Living with dementia
Side effects of neuroleptic medication (a type of tranquilliser) include drowsiness, stiffness and tremors. These can be avoided or reduced by adjusting the dose of the drug. In general, these drugs should be taken on a temporary basis to control the disease’s behavioural symptoms.
The disease itself may cause the patient to abuse alcohol and/or tobacco. These behaviours should be avoided as far as is possible.
Abuse of food, especially sweets, can be a symptom of the disease. This food abuse should be controlled as far as is possible, as it is harmful to the patient's health, especially those with cardiovascular disease or diabetes. Therefore, it may be a good idea not to buy such food, or to keep it out of reach.
Patients with frontotemporal dementia are advised to stay physically active. Physical exercise can also be beneficial in managing apathy. Meanwhile, some patients may exhibit compulsive exercise behaviours, especially walking. It is important to try to control these behaviours, for example by distracting the person with other activities.

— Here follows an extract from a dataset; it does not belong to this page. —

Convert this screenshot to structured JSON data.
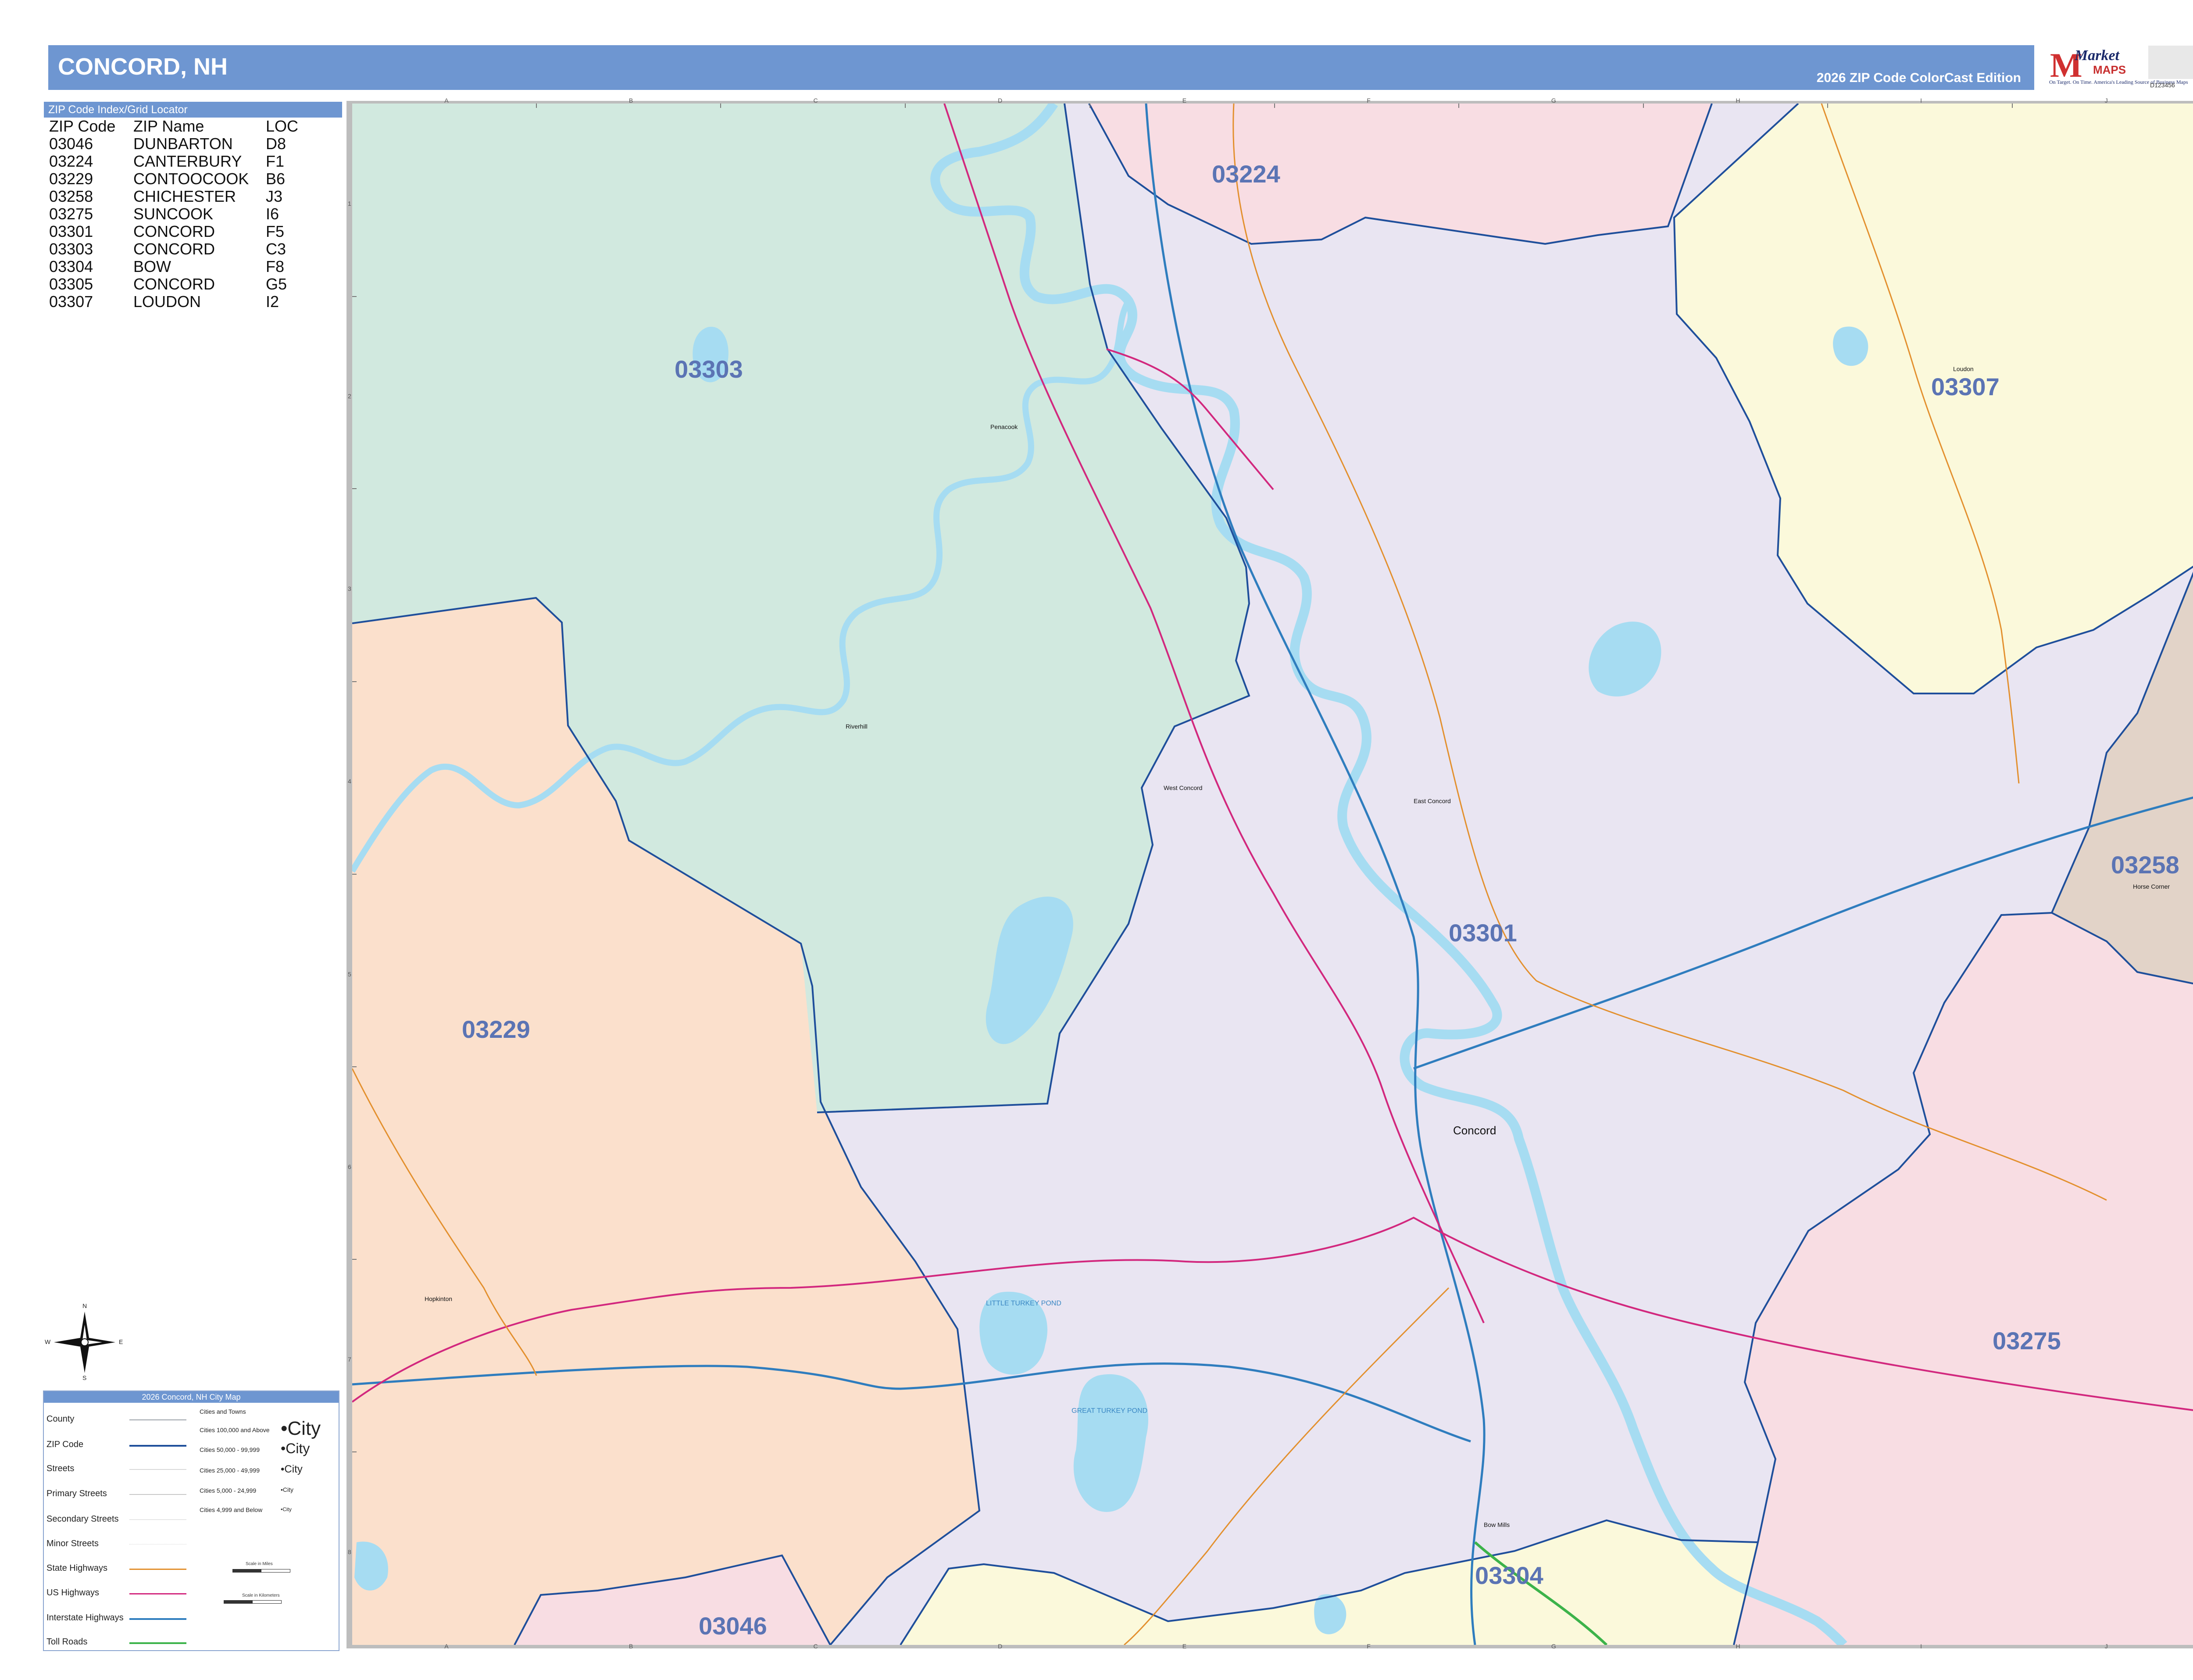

Frontotemporal dementia can lead to a wide range of sleep disturbances. Some patients may suffer from hypersomnolence. They have a tendency to spend too many hours in bed. It is important to stimulate these patients so that they stay active. Other patients experience insomnia and compulsive behaviours at night (night-time walking, etc.). There are behavioural and pharmacological interventions that help manage these behaviours.
Frontotemporal dementia may affect the patient's sex life. It can lead to either an increase or decrease in sexual desire. The patient may exhibit socially inappropriate sexual behaviour due to behavioural disturbances.
A frontotemporal dementia diagnosis can have a significant emotional impact on both the patient and their family. In some cases, patients are in denial about their symptoms and do not recognise the disease. In cases where the main problem is language impairment (primary progressive aphasia), the diagnosis can have an enormous impact that may require specific emotional support.
The emotional impact is especially relevant for the patient's family, who may see their loved one's character and personality change as a consequence of the disease. Living with patients' behaviours can be distressing for caregivers. There are support programmes for dementia caregivers that are beneficial for the caregiver and, indirectly, for the patient.
Frontotemporal dementia also has a significant social impact. The disease often occurs in people under 65 years of age, who sometimes have young children. It may require them to take sick leave, which results in economic damage to the family.
In cases with a genetic component, the possibility of inheriting the mutation that causes the disease can be particularly distressing for the patient's children. In these cases, doctors may conduct a genetic counselling programme to provide the patient and their relatives with further information.